“I had a lot of people around me that were making bad choices,” he told Lord Dufferin Public School students at the Toronto Police Service and the Chief’s Black Community Consultative Committee event. “Dealing drugs come with the occupational hazard of death. I am telling you guys this because I grew up in a neighbourhood which had a lot of that stuff around me. The best choice I made in life was not to get caught up in the world of drugs, guns and gangs that were there where I was growing up.”
The Ryerson University graduate was raised by a single mother who insisted he take advantage of the opportunities Canada offers.
“I worked at a bakery making hollow bread and I got a post-secondary education which can be the difference between making it and being left behind,” the married father of two daughters said. “Your lives hold the potential to achieve what your talents would allow. By applying yourself, you can make the seemingly impossible probable. Don’t be ashamed of being smart. Enjoy reading, writing and academics which is the foundation in our society that everything is built on. It’s important that you dream big and not be afraid of failure.

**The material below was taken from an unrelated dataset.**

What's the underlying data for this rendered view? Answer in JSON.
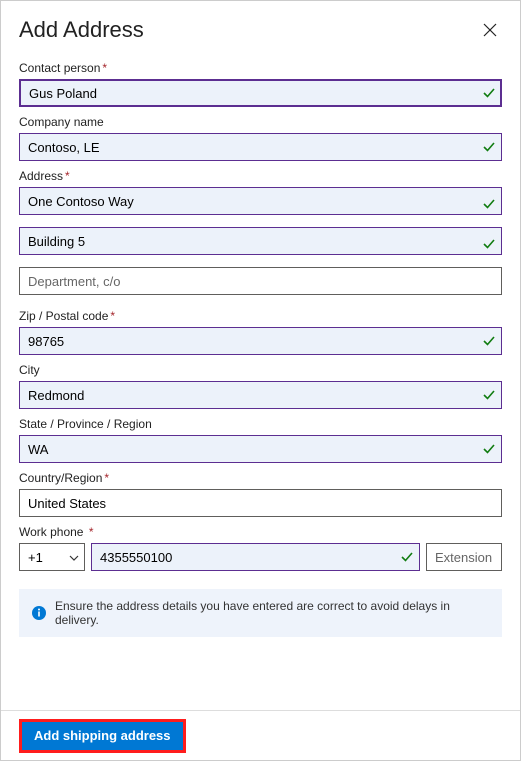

“If you take the time to prepare yourselves, I promise you there’s no limit to what you can accomplish. And when you achieve, I hope that you come back to the neighbourhood you were raised in and spread the message for the next generation coming up behind you.”
Migrating from Jamaica in 1976 at age seven, Drummond graduated from Runnymede Collegiate Institute as an Ontario scholar and worked part-time at City TV as a security guard on “Electric Circus” for two years before becoming a full-time staff member in 1991.
Five years ago, he joined CBC as the co-host of the News Toronto supper hour newscasts after two decades at City TV.
Last year, Drummond and fellow TV broadcaster, Marci Ien, created scholarships that will be awarded annually to two Ryerson University Radio & Television Arts program second-year students.
In his spare time, Drummond – who has lost several friends to gun violence – seizes the opportunity to attend community events and speak to young people, especially Black males, about the importance of becoming useful citizens.